Enjoy the description below:

Singer, tech enthusiast and multi-instrumentalist Bishi explores how new technologies and artificial intelligence are shaping the future of music creation.

At the heart of the story, is the unlikely tale of London-based inventor Roland Lamb, superstar producer and recording artist Pharrell Williams and the creation of ROLI, a music tech company at the cutting-edge of expressive music creation.

How did an ex-Buddhist monk end up in business with one of the world's biggest music names? And what does this collaboration tell us about the shape of music-making to come?

We hear Bishi get her hands on some of ROLI's mold-breaking technology - including their tactile silicone Seaboards and modular rainbow synth Blocks. And across London, she's introduced to the extraordinary MI.MU glove, used by pioneering musician and multidisciplinary artist Lula Mehbrahtu, to play with sound, rhythm and voice by physically manipulating the space around her.

We'll find out how these innovations are not just making music more accessible, but transforming the way musicians - from professionals right the way down to total beginners - conceptualise musical creation.

It's not just a question of new toys. Composition and production is also being revolutionised by Artificial Intelligence, with neural networks that can analyse millions of bars of music and catalyse and compose new musical works and sounds at the touch of a button.

So are the machines taking over?
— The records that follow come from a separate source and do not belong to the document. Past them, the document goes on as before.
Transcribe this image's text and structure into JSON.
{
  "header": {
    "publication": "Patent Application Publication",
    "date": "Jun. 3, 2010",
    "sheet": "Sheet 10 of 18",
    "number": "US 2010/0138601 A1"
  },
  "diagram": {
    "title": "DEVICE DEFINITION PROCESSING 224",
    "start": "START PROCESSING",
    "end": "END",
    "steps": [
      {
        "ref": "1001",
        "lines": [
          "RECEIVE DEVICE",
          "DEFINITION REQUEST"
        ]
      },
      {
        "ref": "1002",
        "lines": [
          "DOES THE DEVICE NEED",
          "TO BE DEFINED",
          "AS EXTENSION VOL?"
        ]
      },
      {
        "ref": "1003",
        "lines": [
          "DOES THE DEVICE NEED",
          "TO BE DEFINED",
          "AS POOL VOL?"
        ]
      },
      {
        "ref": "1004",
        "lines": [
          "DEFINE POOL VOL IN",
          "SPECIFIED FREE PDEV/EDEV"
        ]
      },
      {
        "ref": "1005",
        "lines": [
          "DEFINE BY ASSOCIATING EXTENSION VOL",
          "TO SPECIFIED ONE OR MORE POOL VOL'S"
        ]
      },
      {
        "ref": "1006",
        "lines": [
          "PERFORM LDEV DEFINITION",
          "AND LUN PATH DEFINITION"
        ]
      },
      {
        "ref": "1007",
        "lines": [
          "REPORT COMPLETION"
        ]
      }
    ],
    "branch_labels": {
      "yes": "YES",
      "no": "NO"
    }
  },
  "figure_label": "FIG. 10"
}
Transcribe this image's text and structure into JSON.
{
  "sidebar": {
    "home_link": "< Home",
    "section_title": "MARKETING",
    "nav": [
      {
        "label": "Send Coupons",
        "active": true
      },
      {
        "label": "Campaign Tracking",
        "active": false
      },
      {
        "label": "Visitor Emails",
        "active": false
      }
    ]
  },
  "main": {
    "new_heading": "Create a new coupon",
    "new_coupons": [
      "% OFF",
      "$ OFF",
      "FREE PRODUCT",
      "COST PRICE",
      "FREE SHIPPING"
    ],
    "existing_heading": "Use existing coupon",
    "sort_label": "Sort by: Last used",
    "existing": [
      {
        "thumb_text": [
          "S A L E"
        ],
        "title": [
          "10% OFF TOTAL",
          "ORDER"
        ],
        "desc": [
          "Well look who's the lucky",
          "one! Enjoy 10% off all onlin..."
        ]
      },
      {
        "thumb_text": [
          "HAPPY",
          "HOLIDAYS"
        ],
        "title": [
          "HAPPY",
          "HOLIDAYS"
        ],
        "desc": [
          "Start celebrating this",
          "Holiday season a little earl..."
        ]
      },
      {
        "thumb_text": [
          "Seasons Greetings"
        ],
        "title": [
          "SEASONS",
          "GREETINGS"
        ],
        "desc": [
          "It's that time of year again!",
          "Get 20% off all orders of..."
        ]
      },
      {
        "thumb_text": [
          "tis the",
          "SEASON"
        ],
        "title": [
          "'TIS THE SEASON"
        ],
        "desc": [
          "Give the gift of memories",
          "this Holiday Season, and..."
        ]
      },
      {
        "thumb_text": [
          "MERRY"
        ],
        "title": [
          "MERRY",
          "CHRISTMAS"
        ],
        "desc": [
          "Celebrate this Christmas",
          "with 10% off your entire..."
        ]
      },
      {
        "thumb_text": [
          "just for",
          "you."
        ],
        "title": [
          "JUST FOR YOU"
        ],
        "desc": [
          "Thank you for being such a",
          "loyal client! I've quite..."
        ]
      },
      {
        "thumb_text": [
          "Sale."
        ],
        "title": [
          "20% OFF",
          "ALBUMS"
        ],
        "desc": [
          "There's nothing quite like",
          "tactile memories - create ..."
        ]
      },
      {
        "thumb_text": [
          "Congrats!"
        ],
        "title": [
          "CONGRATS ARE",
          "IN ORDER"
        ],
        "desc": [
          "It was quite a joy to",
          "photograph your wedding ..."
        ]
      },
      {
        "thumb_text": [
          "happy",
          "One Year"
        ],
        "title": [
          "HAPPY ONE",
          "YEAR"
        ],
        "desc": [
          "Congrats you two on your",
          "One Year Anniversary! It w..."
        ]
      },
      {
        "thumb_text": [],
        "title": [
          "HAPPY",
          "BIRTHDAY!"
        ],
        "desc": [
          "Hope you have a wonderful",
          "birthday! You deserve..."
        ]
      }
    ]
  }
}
Not quite. Vocalist and composer Jennifer Walshe discusses how, instead of replacing the human, these artificial musical brains can help catalyse new frontiers of composition in ways we might never have dreamed of. We also speak to musician Holly Herndon, who has built an AI "baby" - called Spawn - which mimics, interprets and develop Holly's musical ideas, often revealing new elements in her compositions.